(Dataset rows describing interfaces)
BEGIN
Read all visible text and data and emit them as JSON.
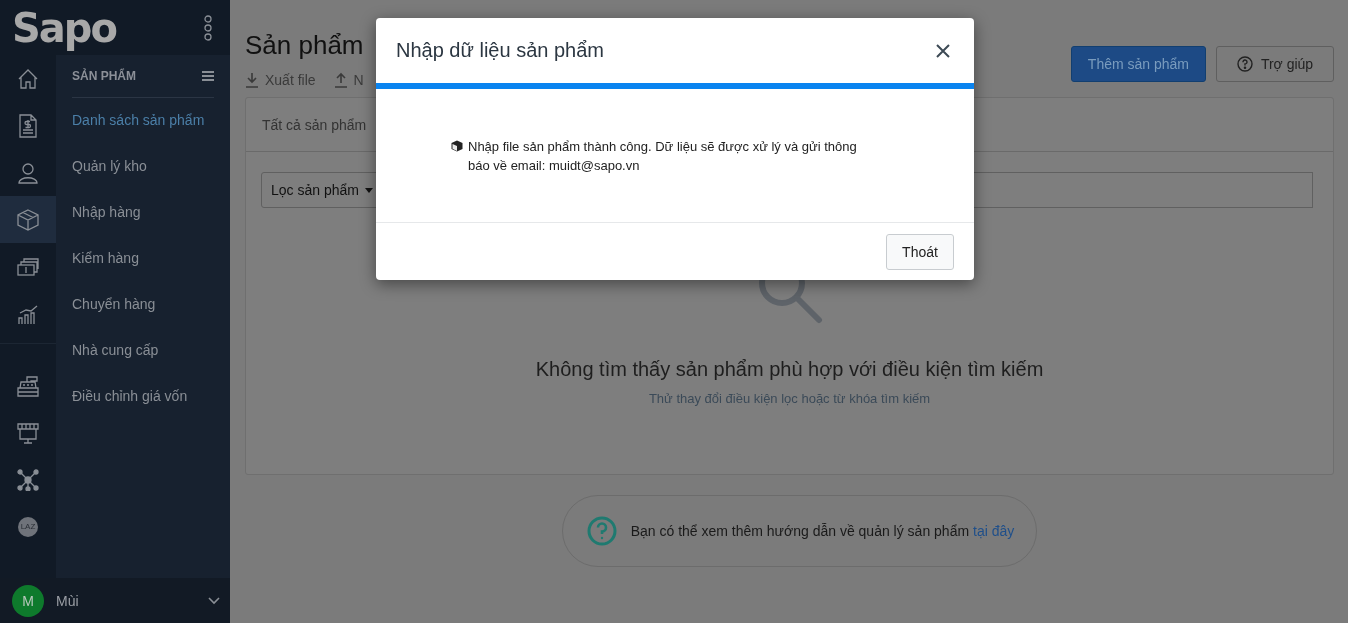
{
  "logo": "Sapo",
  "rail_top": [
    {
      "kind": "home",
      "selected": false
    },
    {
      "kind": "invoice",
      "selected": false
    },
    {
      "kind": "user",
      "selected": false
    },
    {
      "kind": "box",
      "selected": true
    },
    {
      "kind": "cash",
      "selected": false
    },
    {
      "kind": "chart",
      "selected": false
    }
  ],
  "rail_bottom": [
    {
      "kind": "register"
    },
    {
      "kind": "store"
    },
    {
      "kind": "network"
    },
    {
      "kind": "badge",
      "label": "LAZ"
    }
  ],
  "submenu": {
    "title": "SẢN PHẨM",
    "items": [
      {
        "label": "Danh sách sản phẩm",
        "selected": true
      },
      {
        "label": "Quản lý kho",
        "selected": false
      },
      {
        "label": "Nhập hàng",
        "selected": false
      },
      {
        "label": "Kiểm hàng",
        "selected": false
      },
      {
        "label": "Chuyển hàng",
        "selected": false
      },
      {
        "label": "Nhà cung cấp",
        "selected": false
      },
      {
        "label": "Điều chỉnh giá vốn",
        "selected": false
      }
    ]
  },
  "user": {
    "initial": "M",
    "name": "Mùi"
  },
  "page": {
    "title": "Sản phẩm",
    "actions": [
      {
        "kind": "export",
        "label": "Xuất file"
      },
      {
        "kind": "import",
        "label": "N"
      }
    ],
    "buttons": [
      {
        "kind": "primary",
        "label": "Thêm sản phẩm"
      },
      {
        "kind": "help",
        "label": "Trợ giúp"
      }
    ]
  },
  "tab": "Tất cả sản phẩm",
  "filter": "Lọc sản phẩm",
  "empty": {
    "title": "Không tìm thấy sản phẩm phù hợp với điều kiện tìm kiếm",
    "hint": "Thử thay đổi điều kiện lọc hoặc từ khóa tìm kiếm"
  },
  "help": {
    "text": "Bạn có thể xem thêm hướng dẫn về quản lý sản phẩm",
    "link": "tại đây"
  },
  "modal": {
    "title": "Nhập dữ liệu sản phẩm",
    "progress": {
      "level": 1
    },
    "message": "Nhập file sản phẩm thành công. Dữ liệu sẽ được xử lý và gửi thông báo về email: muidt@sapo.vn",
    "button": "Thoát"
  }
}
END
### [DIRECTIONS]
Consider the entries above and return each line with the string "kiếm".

### [FINISHED TASK]
    "title": "Không tìm thấy sản phẩm phù hợp với điều kiện tìm kiếm",
    "hint": "Thử thay đổi điều kiện lọc hoặc từ khóa tìm kiếm"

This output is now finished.